BEGIN Material to process
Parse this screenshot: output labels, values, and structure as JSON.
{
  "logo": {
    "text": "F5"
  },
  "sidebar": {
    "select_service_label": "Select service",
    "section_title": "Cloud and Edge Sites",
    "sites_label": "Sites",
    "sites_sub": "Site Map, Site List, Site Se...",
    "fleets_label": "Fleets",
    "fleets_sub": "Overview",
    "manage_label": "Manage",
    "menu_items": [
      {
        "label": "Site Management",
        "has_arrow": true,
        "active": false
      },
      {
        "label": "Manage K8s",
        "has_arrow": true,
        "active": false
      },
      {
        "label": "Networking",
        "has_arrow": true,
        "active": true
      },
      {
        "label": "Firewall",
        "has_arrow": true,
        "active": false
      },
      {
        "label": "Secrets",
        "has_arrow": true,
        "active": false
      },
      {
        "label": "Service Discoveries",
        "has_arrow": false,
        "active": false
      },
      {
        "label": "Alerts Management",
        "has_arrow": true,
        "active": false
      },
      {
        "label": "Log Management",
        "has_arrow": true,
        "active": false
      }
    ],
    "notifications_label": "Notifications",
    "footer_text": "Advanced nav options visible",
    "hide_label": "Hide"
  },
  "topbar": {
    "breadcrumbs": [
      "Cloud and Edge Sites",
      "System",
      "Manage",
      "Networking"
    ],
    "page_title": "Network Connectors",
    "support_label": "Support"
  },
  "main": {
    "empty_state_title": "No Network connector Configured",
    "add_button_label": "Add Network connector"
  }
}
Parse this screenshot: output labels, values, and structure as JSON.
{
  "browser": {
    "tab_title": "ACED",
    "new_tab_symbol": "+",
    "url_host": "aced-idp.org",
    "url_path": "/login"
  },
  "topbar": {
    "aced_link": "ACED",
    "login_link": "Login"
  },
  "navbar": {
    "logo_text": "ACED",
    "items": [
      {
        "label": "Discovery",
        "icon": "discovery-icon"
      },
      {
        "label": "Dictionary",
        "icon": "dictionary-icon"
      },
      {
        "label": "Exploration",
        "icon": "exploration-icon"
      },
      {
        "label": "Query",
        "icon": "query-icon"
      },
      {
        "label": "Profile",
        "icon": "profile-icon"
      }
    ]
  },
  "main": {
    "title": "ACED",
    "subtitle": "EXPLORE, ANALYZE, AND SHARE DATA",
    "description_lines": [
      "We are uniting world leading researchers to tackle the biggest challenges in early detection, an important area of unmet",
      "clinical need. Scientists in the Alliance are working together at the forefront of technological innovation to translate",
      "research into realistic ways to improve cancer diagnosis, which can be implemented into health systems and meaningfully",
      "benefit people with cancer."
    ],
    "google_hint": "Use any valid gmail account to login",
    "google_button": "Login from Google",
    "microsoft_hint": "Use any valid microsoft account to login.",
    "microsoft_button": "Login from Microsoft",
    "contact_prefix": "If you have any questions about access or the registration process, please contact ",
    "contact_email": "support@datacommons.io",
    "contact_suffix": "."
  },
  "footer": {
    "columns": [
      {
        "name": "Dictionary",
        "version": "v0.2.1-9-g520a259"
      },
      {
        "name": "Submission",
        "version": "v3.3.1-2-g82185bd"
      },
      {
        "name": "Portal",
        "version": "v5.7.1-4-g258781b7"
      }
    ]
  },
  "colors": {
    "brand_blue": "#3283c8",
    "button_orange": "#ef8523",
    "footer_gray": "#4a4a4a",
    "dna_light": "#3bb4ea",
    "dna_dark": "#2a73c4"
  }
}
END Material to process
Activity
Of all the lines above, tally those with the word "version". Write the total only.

Your response
3